__Your instructions__: Would you please set down the data again exactly as given, excluding the pictures?

__Entries shown__:

=== Section Start ===

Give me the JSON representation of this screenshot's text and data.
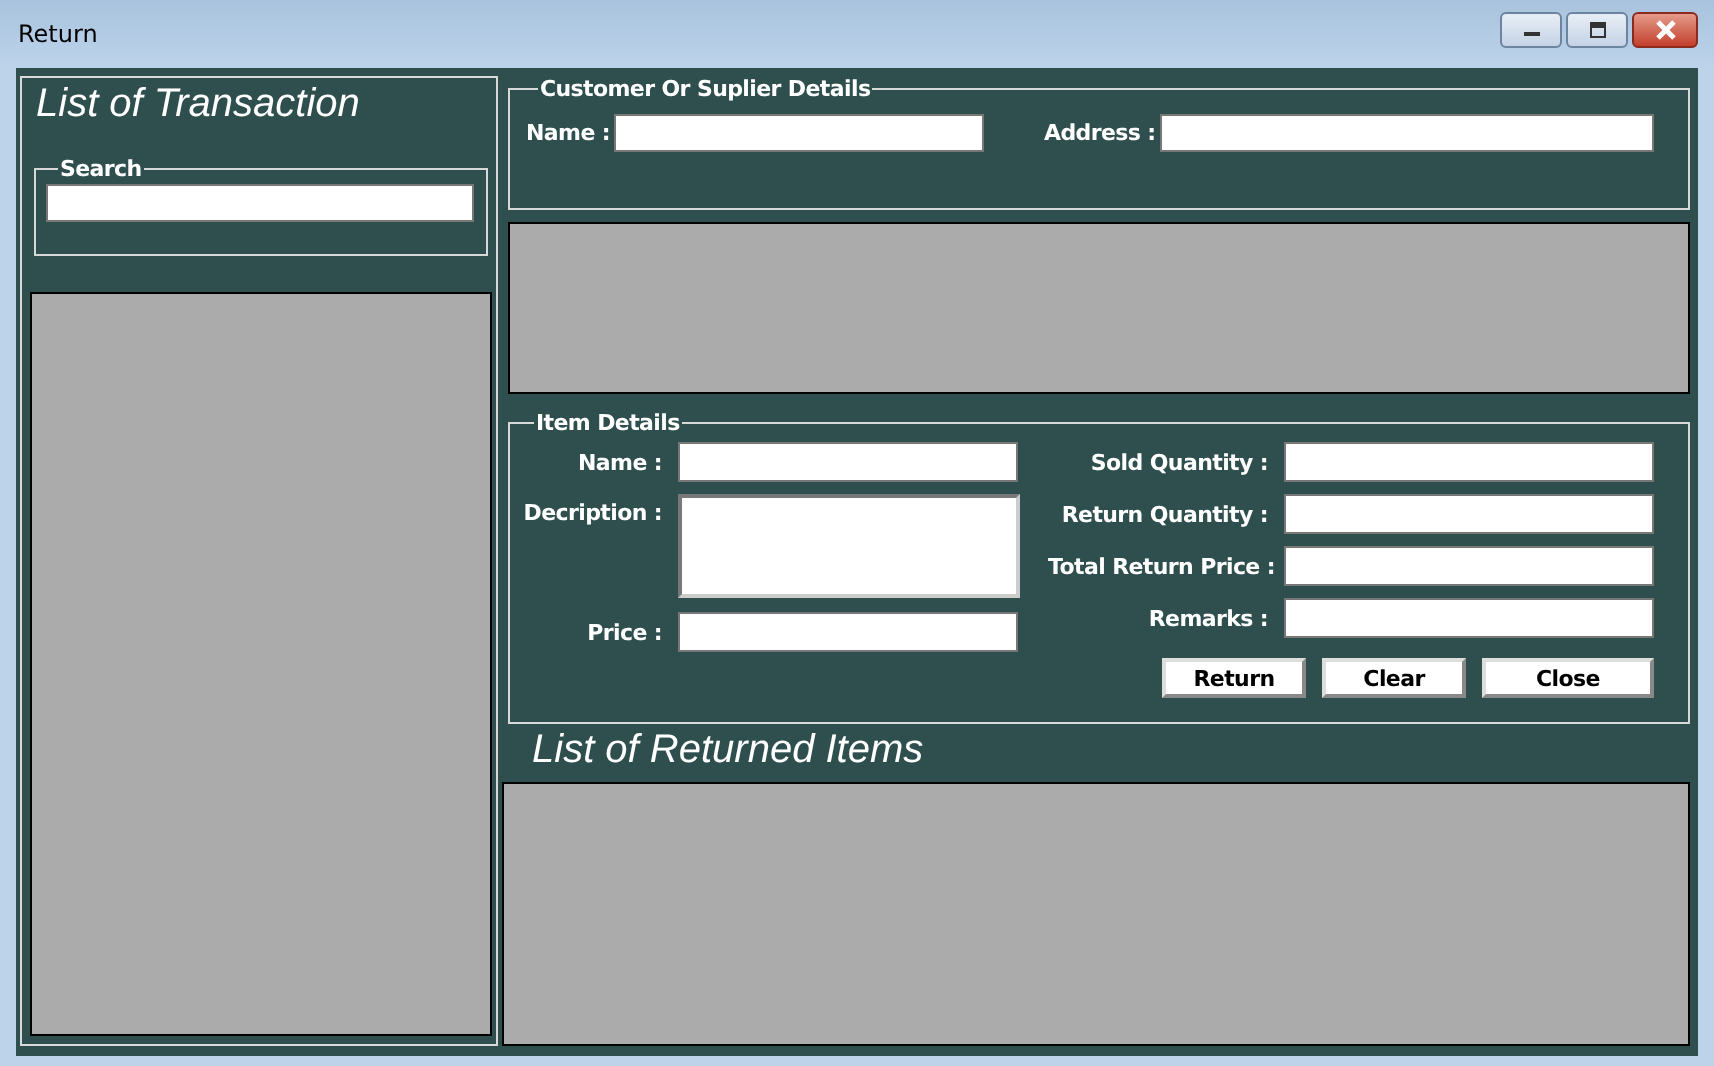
{
  "window": {
    "title": "Return"
  },
  "transactions": {
    "title": "List of Transaction",
    "search_label": "Search"
  },
  "customer": {
    "legend": "Customer Or Suplier Details",
    "fields": [
      {
        "label": "Name :"
      },
      {
        "label": "Address :"
      }
    ]
  },
  "item_details": {
    "legend": "Item Details",
    "left_fields": [
      {
        "label": "Name :",
        "kind": "line"
      },
      {
        "label": "Decription :",
        "kind": "multiline"
      },
      {
        "label": "Price :",
        "kind": "line"
      }
    ],
    "right_fields": [
      {
        "label": "Sold Quantity :"
      },
      {
        "label": "Return Quantity :"
      },
      {
        "label": "Total Return Price :"
      },
      {
        "label": "Remarks :"
      }
    ],
    "buttons": [
      "Return",
      "Clear",
      "Close"
    ]
  },
  "returned": {
    "title": "List of Returned Items"
  }
}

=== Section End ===

__Your response__:
Give me the JSON representation of this screenshot's text and data.
{
  "window": {
    "title": "Return"
  },
  "transactions": {
    "title": "List of Transaction",
    "search_label": "Search"
  },
  "customer": {
    "legend": "Customer Or Suplier Details",
    "fields": [
      {
        "label": "Name :"
      },
      {
        "label": "Address :"
      }
    ]
  },
  "item_details": {
    "legend": "Item Details",
    "left_fields": [
      {
        "label": "Name :",
        "kind": "line"
      },
      {
        "label": "Decription :",
        "kind": "multiline"
      },
      {
        "label": "Price :",
        "kind": "line"
      }
    ],
    "right_fields": [
      {
        "label": "Sold Quantity :"
      },
      {
        "label": "Return Quantity :"
      },
      {
        "label": "Total Return Price :"
      },
      {
        "label": "Remarks :"
      }
    ],
    "buttons": [
      "Return",
      "Clear",
      "Close"
    ]
  },
  "returned": {
    "title": "List of Returned Items"
  }
}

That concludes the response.